Last spring I met a man on a ship who, when we were discussing parenting, said, “If I could give my children two things, it would be to teach them meditation and speedreading. That way they could never sleep and learn everything.”
I’ve thought about it a lot. I am a seeker of knowledge. At one time this winter I was listening to Coursera lectures on Modern Mysticism in Europe, Morality in Everyday Life , Emotional Intelligence in Leadership and the beginning of a class on Soul Beliefs. At the same time, I was trying to catch up on some old Psychology lectures from the fall.
I get what I have done to myself. I have changed my daily walks from a time of contemplation to minutes and hours filled with distraction…albeit good information. What I notice is that after years of walking without earbuds, I am a bit thrown off if I don’t have anything that entertains me. My already busy mind has taken on new dimensions.
I realize that it is my personality* to want to do it all. It is difficult for me to make priority decisions because everything is captivating. I hate missing out. F.O.M.S. (Fear of Missing Something) is my middle name.
At this time in my life my best learning is probably not from college professors. And I may not need that stack of books by my bed. What I need is to practice what I have already learned. I need to practice love, thoughtfulness, tolerance, compassion, empathy,
What I need is stillness. Perhaps if I learned that well, I could share it with my children.
*Couple a Gemini with an Enneagram 7 and you have a peripatetic ball of activity.
“Since death is certain, but the time of death is uncertain, what is the most important thing?” Pema Chodron
I am always out of control. Yet I cling to the illusion of a life that I can delineate. I set intentions. I make plans. And then life happens.
My younger daughter was seriously ill in the hospital after a few critical days of pneumonia and septic shock. She’s better now, and I can breathe.
And I have a reminder that I do not maintain order in my life although I am the beneficiary of it at times. I can plan, I can organize, I can get involved in daily routines that feel vitally important.

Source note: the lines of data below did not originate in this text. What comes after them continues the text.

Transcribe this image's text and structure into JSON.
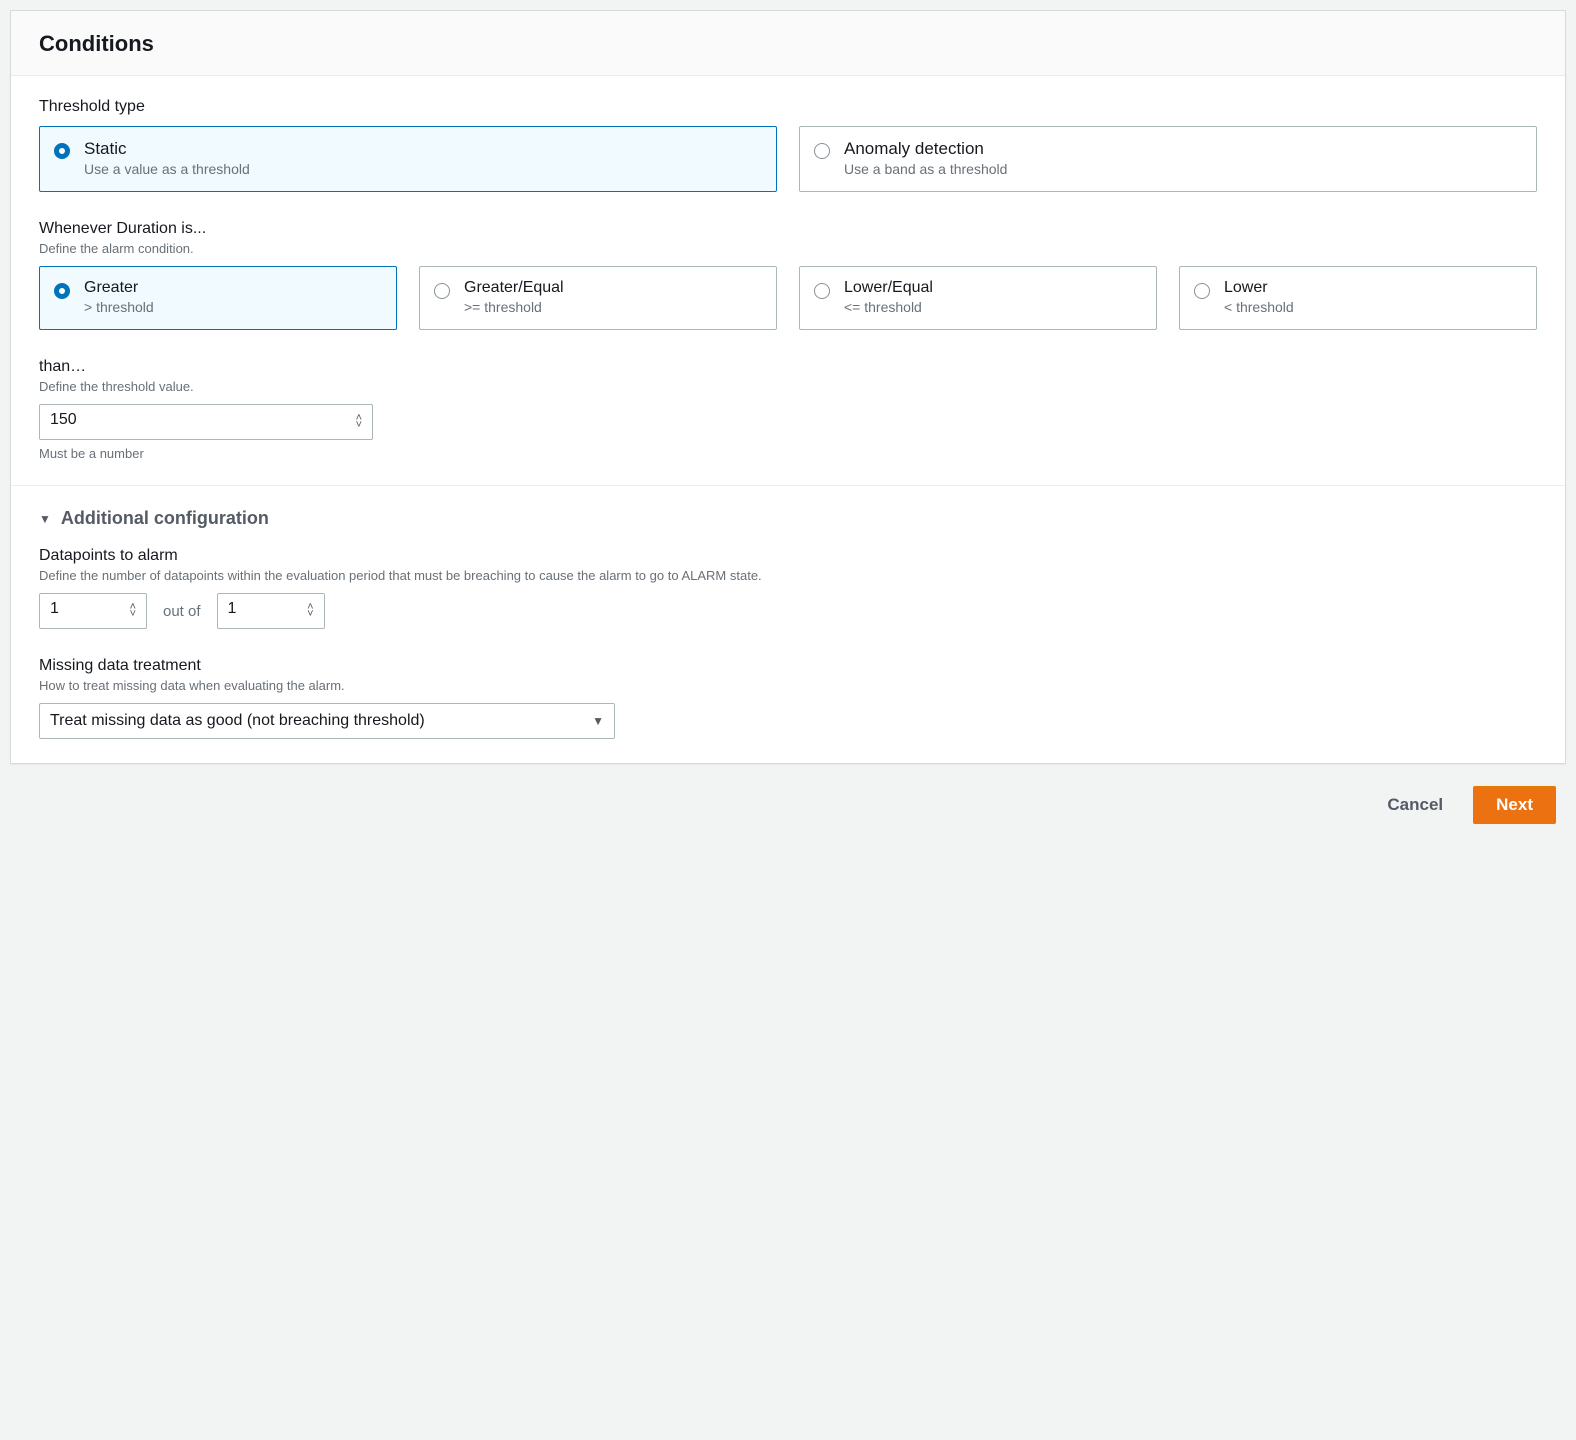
{
  "header": {
    "title": "Conditions"
  },
  "threshold_type": {
    "label": "Threshold type",
    "options": [
      {
        "title": "Static",
        "desc": "Use a value as a threshold",
        "selected": true
      },
      {
        "title": "Anomaly detection",
        "desc": "Use a band as a threshold",
        "selected": false
      }
    ]
  },
  "condition": {
    "label": "Whenever Duration is...",
    "desc": "Define the alarm condition.",
    "options": [
      {
        "title": "Greater",
        "desc": "> threshold",
        "selected": true
      },
      {
        "title": "Greater/Equal",
        "desc": ">= threshold",
        "selected": false
      },
      {
        "title": "Lower/Equal",
        "desc": "<= threshold",
        "selected": false
      },
      {
        "title": "Lower",
        "desc": "< threshold",
        "selected": false
      }
    ]
  },
  "threshold_value": {
    "label": "than…",
    "desc": "Define the threshold value.",
    "value": "150",
    "hint": "Must be a number"
  },
  "additional": {
    "title": "Additional configuration",
    "datapoints": {
      "label": "Datapoints to alarm",
      "desc": "Define the number of datapoints within the evaluation period that must be breaching to cause the alarm to go to ALARM state.",
      "left": "1",
      "mid": "out of",
      "right": "1"
    },
    "missing": {
      "label": "Missing data treatment",
      "desc": "How to treat missing data when evaluating the alarm.",
      "value": "Treat missing data as good (not breaching threshold)"
    }
  },
  "footer": {
    "cancel": "Cancel",
    "next": "Next"
  }
}
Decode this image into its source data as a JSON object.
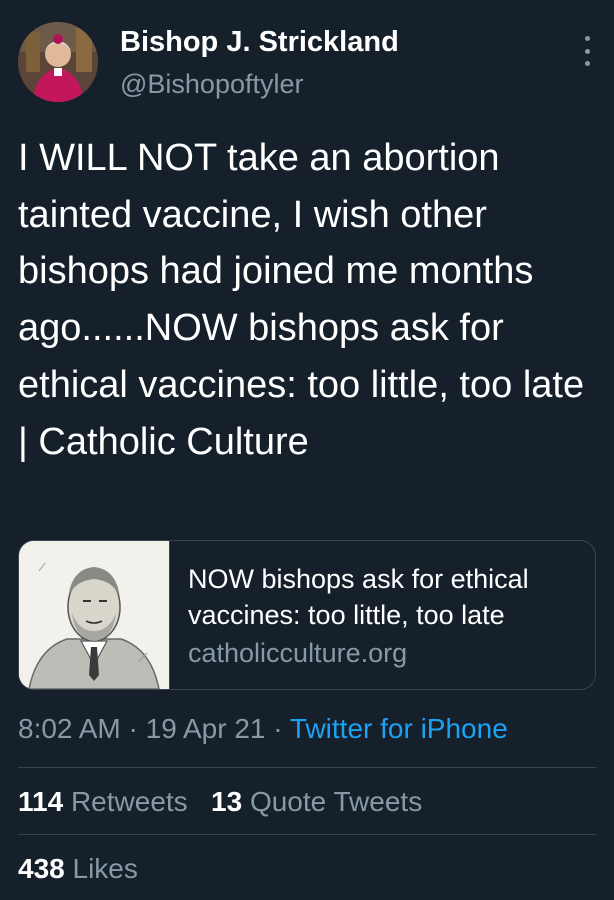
{
  "tweet": {
    "author": {
      "display_name": "Bishop J. Strickland",
      "handle": "@Bishopoftyler",
      "avatar_icon": "profile-photo"
    },
    "more_icon": "more-vertical-icon",
    "text": "I WILL NOT take an abortion tainted vaccine, I wish other bishops had joined me months ago......NOW bishops ask for ethical vaccines: too little, too late | Catholic Culture",
    "link_card": {
      "title": "NOW bishops ask for ethical vaccines: too little, too late",
      "domain": "catholicculture.org",
      "thumbnail_icon": "sketch-portrait-thumbnail"
    },
    "time": "8:02 AM",
    "date": "19 Apr 21",
    "separator": "·",
    "source": "Twitter for iPhone",
    "stats": {
      "retweets_count": "114",
      "retweets_label": "Retweets",
      "quotes_count": "13",
      "quotes_label": "Quote Tweets",
      "likes_count": "438",
      "likes_label": "Likes"
    }
  },
  "colors": {
    "background": "#15202b",
    "text_primary": "#ffffff",
    "text_secondary": "#8899a6",
    "link": "#1da1f2",
    "border": "#38444d"
  }
}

I can consider myself indispensable and worry about everything from keeping appointments to putting healthy meals on the table.
Poof…it all disappears as I sit for hours in a hospital chair, mindless of what was compelling a few hours ago.
I no longer care if the leftover chicken rots and the clothes heap up in the laundry room. I skip my morning routines to make sure my daughter has a healthy smoothie when she wakes in the morning. My hair begins to stand on end and I look down to discover a spot on my jacket that a week before would have embarrassed me. Now I idly examine it, wondering what and when without much interest. Mirrors are not a reality for the moment.
It is another reminder to seek what is important in my life. Another reason to drop form and look for substance. A recognition that uncertainty is a way to practice acceptance. And that acceptance is letting go of control.
“… happiness, cannot be pursued; it must ensue, and it only does so as the unintended side effect of one’s personal dedication to a cause greater than oneself…” Viktor E. Frankl
This sounds like a core value and truth to me. The pursuit of happiness takes me down blind alleys of disappointment.
I have long known myself to be a purpose-driven person. I seek meaningful thought or action every day of my life. This brings me hours of what I would call contentment and mements of joy. That is happiness enough for me.
I can tell myself that my means escapism, numbing, resistance and avoidance are ways of taking me from my real life in an attempt to make myself happy. I know better, even as I am in such states.
And so I go back to my equation: meaning = happiness.